- _Activity_:
Repeat each record word for word. Leave nothing out.

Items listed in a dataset
'''

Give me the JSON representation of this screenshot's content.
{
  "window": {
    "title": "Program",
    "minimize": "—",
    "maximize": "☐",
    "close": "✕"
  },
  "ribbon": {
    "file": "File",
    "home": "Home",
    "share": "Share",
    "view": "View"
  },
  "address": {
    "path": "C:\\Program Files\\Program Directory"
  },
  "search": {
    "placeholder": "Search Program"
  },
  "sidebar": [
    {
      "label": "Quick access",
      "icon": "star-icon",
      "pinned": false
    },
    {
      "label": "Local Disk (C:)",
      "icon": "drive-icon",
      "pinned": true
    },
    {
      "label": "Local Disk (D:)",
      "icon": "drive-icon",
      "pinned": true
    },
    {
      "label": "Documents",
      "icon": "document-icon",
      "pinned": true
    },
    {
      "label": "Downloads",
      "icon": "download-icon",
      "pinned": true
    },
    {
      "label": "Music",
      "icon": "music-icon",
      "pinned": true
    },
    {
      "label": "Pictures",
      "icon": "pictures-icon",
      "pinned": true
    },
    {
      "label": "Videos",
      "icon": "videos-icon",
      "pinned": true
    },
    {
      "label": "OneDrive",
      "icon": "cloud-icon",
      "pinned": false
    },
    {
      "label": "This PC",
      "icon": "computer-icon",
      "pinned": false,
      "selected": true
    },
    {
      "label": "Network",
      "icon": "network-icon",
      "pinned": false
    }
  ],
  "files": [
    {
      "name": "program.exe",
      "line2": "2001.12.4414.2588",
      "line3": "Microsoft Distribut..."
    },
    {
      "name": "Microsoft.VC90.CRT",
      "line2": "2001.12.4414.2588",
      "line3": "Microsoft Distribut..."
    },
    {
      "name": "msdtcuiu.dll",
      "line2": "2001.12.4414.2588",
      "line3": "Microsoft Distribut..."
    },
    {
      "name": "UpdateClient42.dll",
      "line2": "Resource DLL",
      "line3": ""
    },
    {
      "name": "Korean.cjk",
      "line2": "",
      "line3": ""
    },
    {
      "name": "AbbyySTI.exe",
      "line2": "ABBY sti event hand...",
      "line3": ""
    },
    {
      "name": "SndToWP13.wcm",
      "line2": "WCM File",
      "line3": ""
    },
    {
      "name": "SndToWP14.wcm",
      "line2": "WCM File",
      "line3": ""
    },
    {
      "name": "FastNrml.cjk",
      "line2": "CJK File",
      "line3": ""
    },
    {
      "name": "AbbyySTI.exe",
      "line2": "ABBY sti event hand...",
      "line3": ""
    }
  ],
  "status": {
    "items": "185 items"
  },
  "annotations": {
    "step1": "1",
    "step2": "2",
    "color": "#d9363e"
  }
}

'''

- _Exercise output_:
Give me the JSON representation of this screenshot's content.
{
  "window": {
    "title": "Program",
    "minimize": "—",
    "maximize": "☐",
    "close": "✕"
  },
  "ribbon": {
    "file": "File",
    "home": "Home",
    "share": "Share",
    "view": "View"
  },
  "address": {
    "path": "C:\\Program Files\\Program Directory"
  },
  "search": {
    "placeholder": "Search Program"
  },
  "sidebar": [
    {
      "label": "Quick access",
      "icon": "star-icon",
      "pinned": false
    },
    {
      "label": "Local Disk (C:)",
      "icon": "drive-icon",
      "pinned": true
    },
    {
      "label": "Local Disk (D:)",
      "icon": "drive-icon",
      "pinned": true
    },
    {
      "label": "Documents",
      "icon": "document-icon",
      "pinned": true
    },
    {
      "label": "Downloads",
      "icon": "download-icon",
      "pinned": true
    },
    {
      "label": "Music",
      "icon": "music-icon",
      "pinned": true
    },
    {
      "label": "Pictures",
      "icon": "pictures-icon",
      "pinned": true
    },
    {
      "label": "Videos",
      "icon": "videos-icon",
      "pinned": true
    },
    {
      "label": "OneDrive",
      "icon": "cloud-icon",
      "pinned": false
    },
    {
      "label": "This PC",
      "icon": "computer-icon",
      "pinned": false,
      "selected": true
    },
    {
      "label": "Network",
      "icon": "network-icon",
      "pinned": false
    }
  ],
  "files": [
    {
      "name": "program.exe",
      "line2": "2001.12.4414.2588",
      "line3": "Microsoft Distribut..."
    },
    {
      "name": "Microsoft.VC90.CRT",
      "line2": "2001.12.4414.2588",
      "line3": "Microsoft Distribut..."
    },
    {
      "name": "msdtcuiu.dll",
      "line2": "2001.12.4414.2588",
      "line3": "Microsoft Distribut..."
    },
    {
      "name": "UpdateClient42.dll",
      "line2": "Resource DLL",
      "line3": ""
    },
    {
      "name": "Korean.cjk",
      "line2": "",
      "line3": ""
    },
    {
      "name": "AbbyySTI.exe",
      "line2": "ABBY sti event hand...",
      "line3": ""
    },
    {
      "name": "SndToWP13.wcm",
      "line2": "WCM File",
      "line3": ""
    },
    {
      "name": "SndToWP14.wcm",
      "line2": "WCM File",
      "line3": ""
    },
    {
      "name": "FastNrml.cjk",
      "line2": "CJK File",
      "line3": ""
    },
    {
      "name": "AbbyySTI.exe",
      "line2": "ABBY sti event hand...",
      "line3": ""
    }
  ],
  "status": {
    "items": "185 items"
  },
  "annotations": {
    "step1": "1",
    "step2": "2",
    "color": "#d9363e"
  }
}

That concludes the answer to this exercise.